Common copyright law states that you own the copyright of the work that you create upon its creation. However, if you are under a work for hire agreement, then the company you’re working for owns the content.
They cite a specific problem where they consistently get banned and contacted Facebook for commentary. Eventually the rep stated that Facebook owns all content that they upload to their platform–and that if you actually own the intellectual property that they can do whatever they want to with it without having to pay you royalties. They further state that when you upload images, that the same content sharing agreement is fair game for other folks. When asking for clarification, the company rep apparently cited their terms of service. Flickr had a similar TOS a while back until they changed it.

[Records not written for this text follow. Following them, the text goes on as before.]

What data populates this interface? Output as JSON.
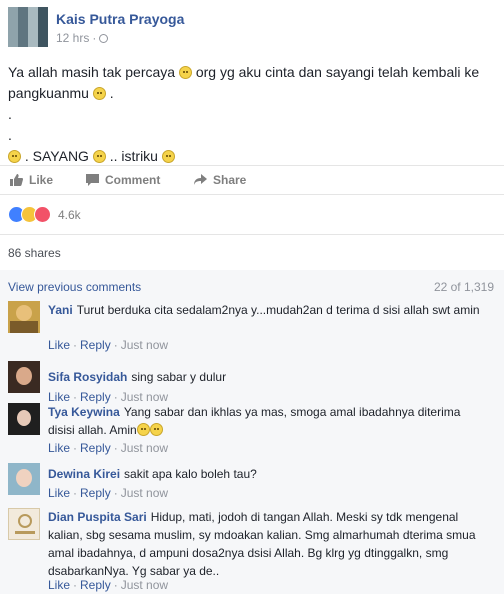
{
  "post": {
    "author": "Kais Putra Prayoga",
    "time": "12 hrs",
    "separator": "·",
    "body_line1": "Ya allah masih tak percaya",
    "body_line1b": "org yg aku cinta dan sayangi telah kembali ke",
    "body_line2": "pangkuanmu",
    "body_line2b": ".",
    "body_dot1": ".",
    "body_dot2": ".",
    "body_line5a": ". SAYANG",
    "body_line5b": ".. istriku"
  },
  "actions": {
    "like": "Like",
    "comment": "Comment",
    "share": "Share"
  },
  "reactions": {
    "count": "4.6k",
    "types": [
      "like-icon",
      "sad-icon",
      "love-icon"
    ],
    "colors": {
      "like": "#4080ff",
      "sad": "#f5c33b",
      "love": "#f25268"
    }
  },
  "shares": "86 shares",
  "comments_section": {
    "view_previous": "View previous comments",
    "count": "22 of 1,319",
    "action_like": "Like",
    "action_reply": "Reply",
    "time": "Just now",
    "dot": "·",
    "items": [
      {
        "name": "Yani",
        "text": "Turut berduka cita sedalam2nya y...mudah2an d terima d sisi allah swt amin"
      },
      {
        "name": "Sifa Rosyidah",
        "text": "sing sabar y dulur"
      },
      {
        "name": "Tya Keywina",
        "text": "Yang sabar dan ikhlas ya mas, smoga amal ibadahnya diterima disisi allah. Amin"
      },
      {
        "name": "Dewina Kirei",
        "text": "sakit apa kalo boleh tau?"
      },
      {
        "name": "Dian Puspita Sari",
        "text": "Hidup, mati, jodoh di tangan Allah. Meski sy tdk mengenal kalian, sbg sesama muslim, sy mdoakan kalian. Smg almarhumah dterima smua amal ibadahnya, d ampuni dosa2nya dsisi Allah. Bg klrg yg dtinggalkn, smg dsabarkanNya. Yg sabar ya de.."
      }
    ]
  },
  "colors": {
    "link": "#365899",
    "muted": "#90949c",
    "comment_bg": "#f6f7f9"
  }
}
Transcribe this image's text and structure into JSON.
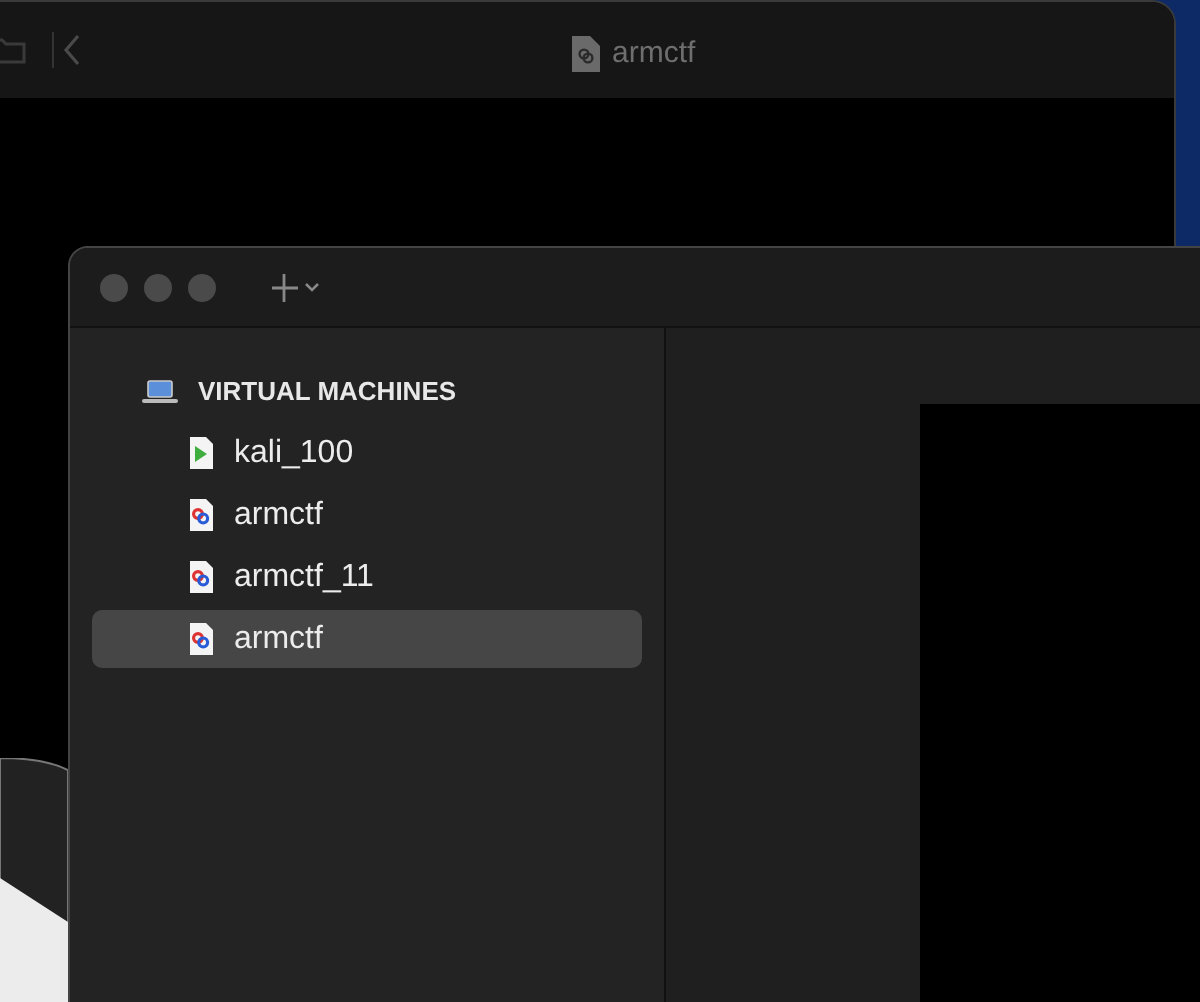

Photographers for years have uploaded images to Facebook for business and marketing reasons and when this issue first came about, it was solved by photographers being smarter about what they upload. For starters:
– Don’t upload entire photo sessions
– Don’t upload high res images even though Facebook gives you the option to
– Upload images at 1000 pixels or smaller at 72 dpi
– Watermark your images
– Be more selective about the type of work that you upload.
But for Facebook page owners, this takes an even bigger toll. With the way that the news feed is now prioritizing videos, Facebook wants you to upload more videos to their platform vs using YouTube or Vimeo in order to maximize views from your fans. This also means that Facebook owns the videos that you’ve uploaded.